Check out these two short videos, which provide tips on how to evaluate web sites, to see if they are quality resources for your research project.

Look up the owner of a website

    Evaluating Websites

Credibility

  • Who is the author or organization responsible for the information?
  • What are the author’s credentials?
  • Are the expert and the webmaster the same person?

Accuracy

  • Are references included that verify the information’s source?
  • Is the information consistent with other sources on the topic?
  • Are there mistakes in spelling and word usage?

Fact vs. Opinion

  • Is more than one viewpoint or opinion expressed?
  • Is the information presented as fact or opinion?
  • Is the site’s purpose to inform? To entertain? To explain? To advocate a cause? To sell a product?
  • Does the author use emotionally charged language?

Timeliness

  • When was the site’s last update?
  • When was the information compiled originally?
  • Is the information still valid or is it out of date?

Relevance

  • Is the information directed toward a general or specialized audience?
  • Is the information comprehensive enough for your needs? Specific enough? Too detailed? Too vague?
  • Does the information cover the correct period of time for your topic? The correct geographical area?

Rhetorical Triangle

Rhetorical Triangle: Author; Audience; Purpose

Evaluating Sources with the Rhetorical Triangle

Evaluating Sources

When you read a text, start asking three questions:

  • Who is the author of the text?

  • Who is the intended audience for the text?

  • What is the purpose of the text?

Author: When you read a text, try to find out as much about the author as you possibly can:

  • Who is the author?

  • What do you know about the author?

  • Is he/she trustworthy? Why?

  • What else has he/she written on the subject?  

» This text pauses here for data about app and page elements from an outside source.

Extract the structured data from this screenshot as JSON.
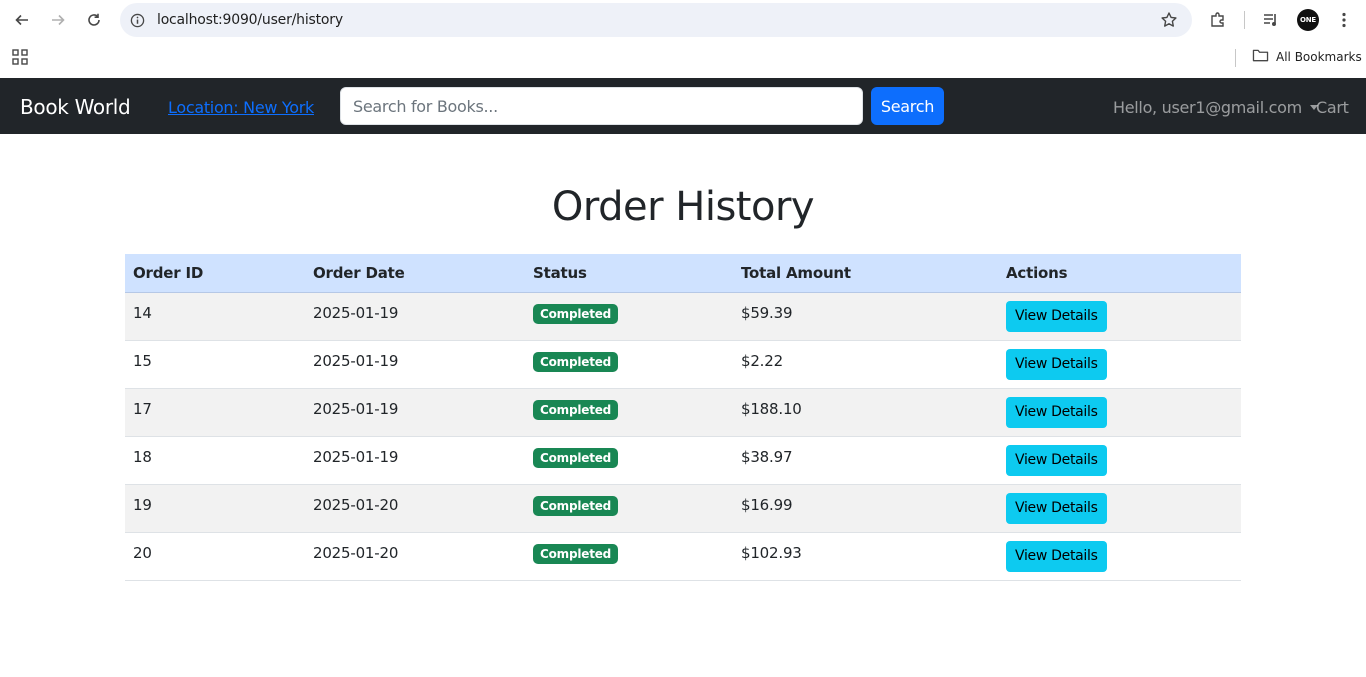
{
  "browser": {
    "url": "localhost:9090/user/history",
    "bookmarks_label": "All Bookmarks",
    "profile_badge": "ONE"
  },
  "navbar": {
    "brand": "Book World",
    "location": "Location: New York",
    "search_placeholder": "Search for Books...",
    "search_button": "Search",
    "user_greeting": "Hello, user1@gmail.com",
    "cart": "Cart"
  },
  "page": {
    "title": "Order History"
  },
  "table": {
    "headers": [
      "Order ID",
      "Order Date",
      "Status",
      "Total Amount",
      "Actions"
    ],
    "rows": [
      {
        "id": "14",
        "date": "2025-01-19",
        "status": "Completed",
        "total": "$59.39",
        "action": "View Details"
      },
      {
        "id": "15",
        "date": "2025-01-19",
        "status": "Completed",
        "total": "$2.22",
        "action": "View Details"
      },
      {
        "id": "17",
        "date": "2025-01-19",
        "status": "Completed",
        "total": "$188.10",
        "action": "View Details"
      },
      {
        "id": "18",
        "date": "2025-01-19",
        "status": "Completed",
        "total": "$38.97",
        "action": "View Details"
      },
      {
        "id": "19",
        "date": "2025-01-20",
        "status": "Completed",
        "total": "$16.99",
        "action": "View Details"
      },
      {
        "id": "20",
        "date": "2025-01-20",
        "status": "Completed",
        "total": "$102.93",
        "action": "View Details"
      }
    ]
  },
  "colors": {
    "navbar_bg": "#212529",
    "primary": "#0d6efd",
    "info": "#0dcaf0",
    "success": "#198754",
    "table_header_bg": "#cfe2ff"
  }
}
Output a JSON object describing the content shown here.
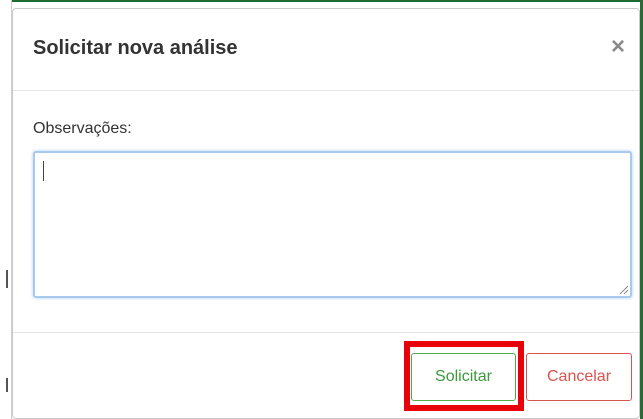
{
  "modal": {
    "title": "Solicitar nova análise",
    "close_label": "×"
  },
  "form": {
    "observacoes_label": "Observações:",
    "observacoes_value": ""
  },
  "footer": {
    "submit_label": "Solicitar",
    "cancel_label": "Cancelar"
  },
  "colors": {
    "submit_accent": "#4cae4c",
    "cancel_accent": "#d9534f",
    "highlight": "#e8000b",
    "focus_border": "#a9c9ee"
  }
}
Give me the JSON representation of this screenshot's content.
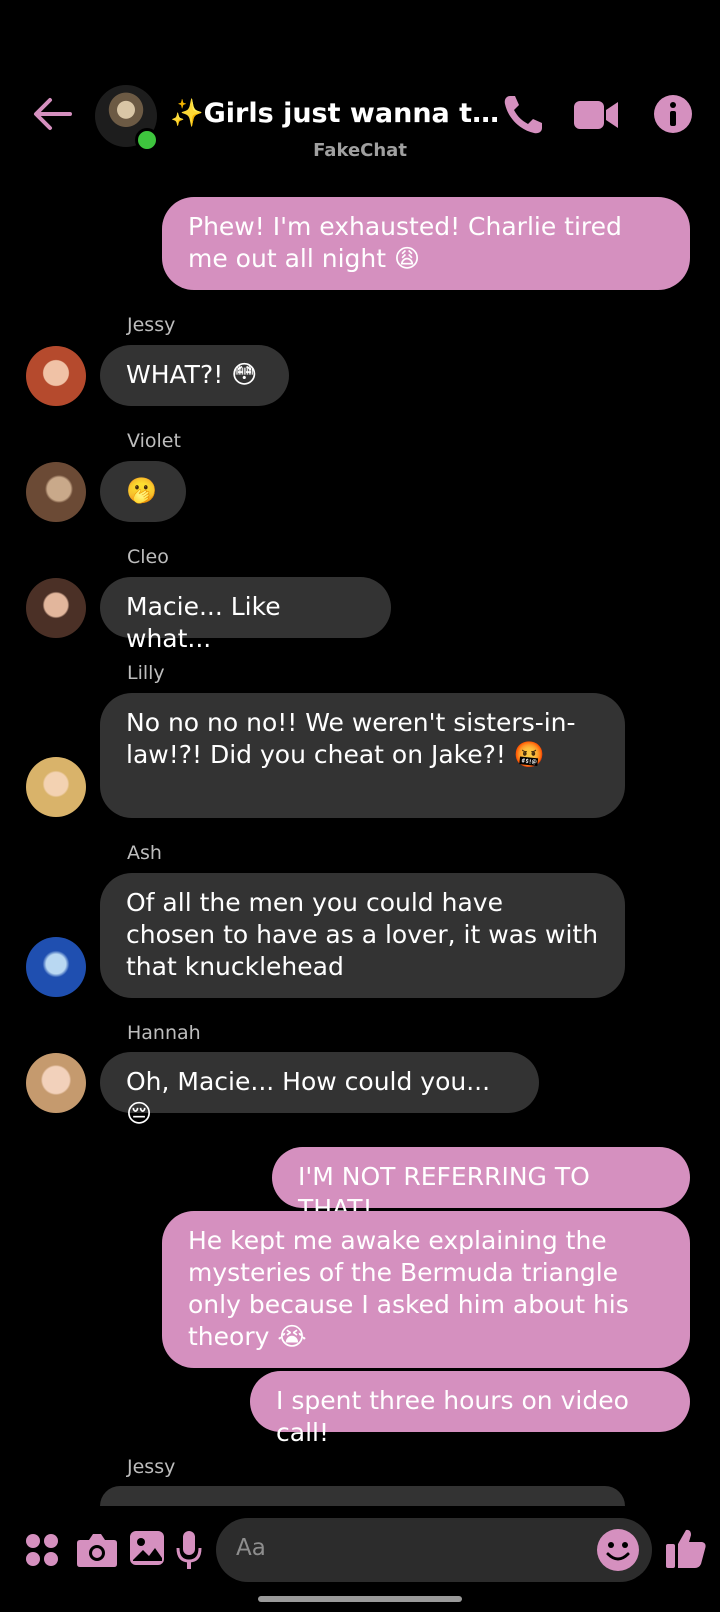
{
  "header": {
    "title": "✨Girls just wanna to have fun",
    "subtitle": "FakeChat"
  },
  "colors": {
    "accent": "#d590bf",
    "bubble_in": "#333333",
    "online": "#3ec53e"
  },
  "messages": [
    {
      "side": "out",
      "text": "Phew! I'm exhausted! Charlie tired me out all night 😩"
    },
    {
      "side": "in",
      "sender": "Jessy",
      "text": "WHAT?! 😳"
    },
    {
      "side": "in",
      "sender": "Violet",
      "text": "🫢"
    },
    {
      "side": "in",
      "sender": "Cleo",
      "text": "Macie... Like what..."
    },
    {
      "side": "in",
      "sender": "Lilly",
      "text": "No no no no!! We weren't sisters-in-law!?! Did you cheat on Jake?! 🤬"
    },
    {
      "side": "in",
      "sender": "Ash",
      "text": "Of all the men you could have chosen to have as a lover, it was with that knucklehead"
    },
    {
      "side": "in",
      "sender": "Hannah",
      "text": "Oh, Macie... How could you... 😔"
    },
    {
      "side": "out",
      "text": "I'M NOT REFERRING TO THAT!"
    },
    {
      "side": "out",
      "text": "He kept me awake explaining the mysteries of the Bermuda triangle only because I asked him about his theory 😭"
    },
    {
      "side": "out",
      "text": "I spent three hours on video call!"
    },
    {
      "side": "in",
      "sender": "Jessy",
      "text": ""
    }
  ],
  "composer": {
    "placeholder": "Aa"
  },
  "icons": [
    "back-arrow-icon",
    "phone-icon",
    "video-icon",
    "info-icon",
    "apps-icon",
    "camera-icon",
    "gallery-icon",
    "mic-icon",
    "emoji-icon",
    "thumbs-up-icon"
  ]
}
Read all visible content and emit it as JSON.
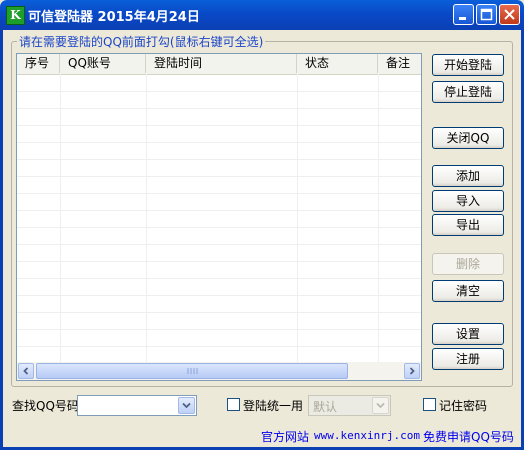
{
  "window": {
    "icon_letter": "K",
    "title": "可信登陆器  2015年4月24日"
  },
  "group_label": "请在需要登陆的QQ前面打勾(鼠标右键可全选)",
  "list": {
    "columns": [
      "序号",
      "QQ账号",
      "登陆时间",
      "状态",
      "备注"
    ],
    "rows": []
  },
  "buttons": {
    "start": "开始登陆",
    "stop": "停止登陆",
    "close_qq": "关闭QQ",
    "add": "添加",
    "import": "导入",
    "export": "导出",
    "delete": "删除",
    "clear": "清空",
    "settings": "设置",
    "register": "注册"
  },
  "bottom": {
    "search_label": "查找QQ号码",
    "search_value": "",
    "unify_login_label": "登陆统一用",
    "unify_login_checked": false,
    "unify_select_value": "默认",
    "remember_password_label": "记住密码",
    "remember_password_checked": false,
    "official_site_label": "官方网站",
    "official_site_url": "www.kenxinrj.com",
    "free_apply_link": "免费申请QQ号码"
  },
  "colors": {
    "titlebar": "#0a5fd8",
    "window_bg": "#ece9d8",
    "group_label": "#1c45c8",
    "link": "#0000ee"
  }
}
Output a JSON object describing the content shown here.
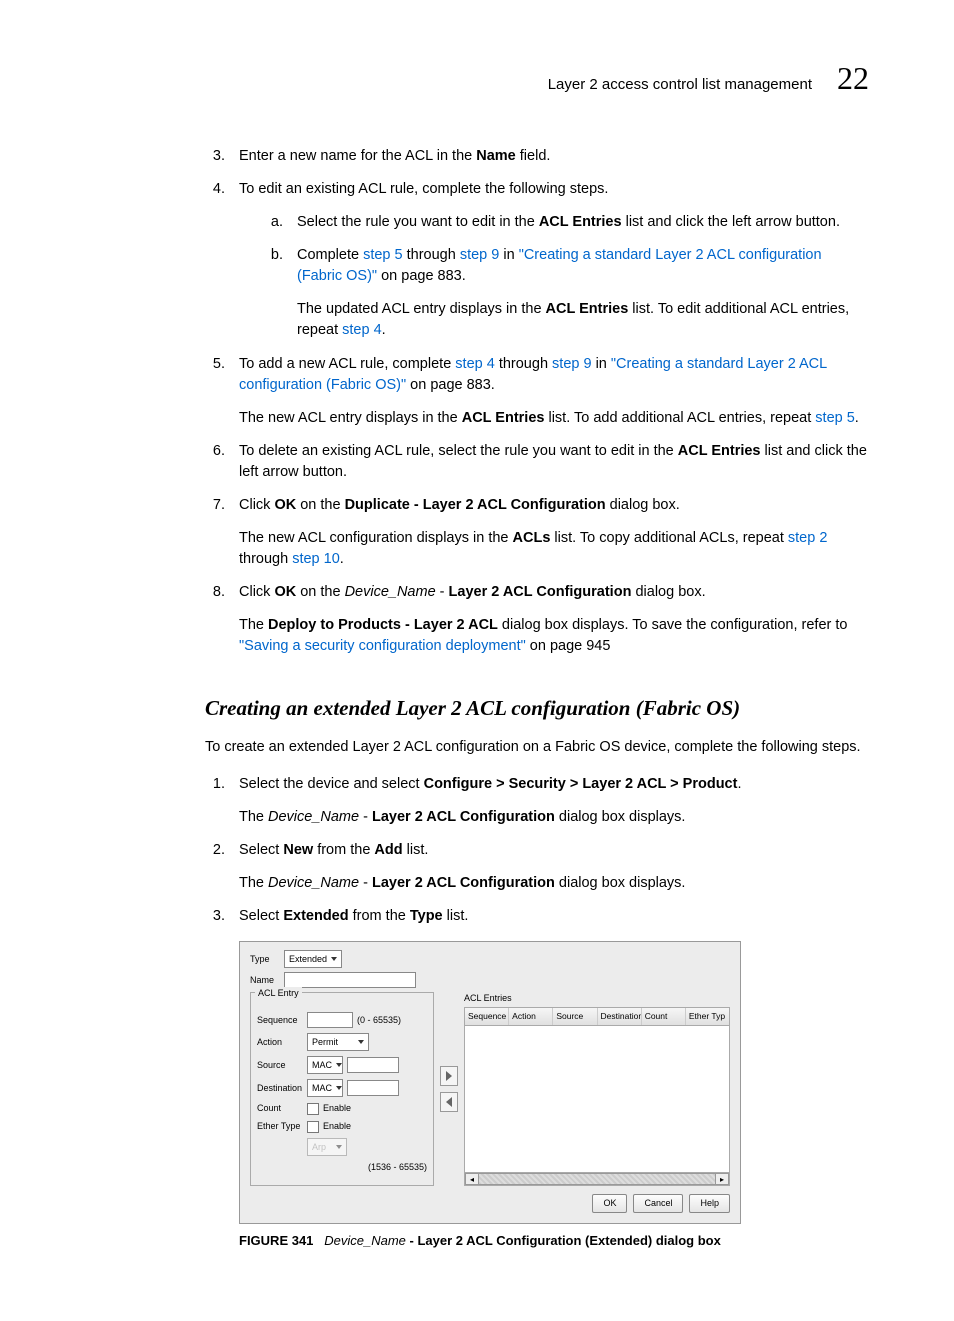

When you write your own papers, you will need to convince your reader about your own trustworthiness and credibility the same way that you need to satisfy your own curiosity about the author of a text you read.

Audience: There are many different types of audiences. When you read a text, it is important to know who the intended audience is. When you write a text, it is integral to know who your readers are. Identify the audience based on the following questions:  

  • Who is the target audience?

  • What is the audience’s interest in the subject?

  • What does the audience know about the subject?

  • How would the audience feel about the subject?

Purpose: When reading, think of the specific purpose as to why the author is writing it. Writers can have numerous purposes which change from situation to situation and audience to audience. Ask yourself these questions:

  • What is the writer’s purpose for writing the article?

  • What specific information is the writer conveying?

  • Is the writer trying to convince you of something?

  • Is the writer trying to sell something?

*Adapted from the University Writing Program Northern Arizona University

Congressman Scott Perry, PA-4

Congressman Scott Perry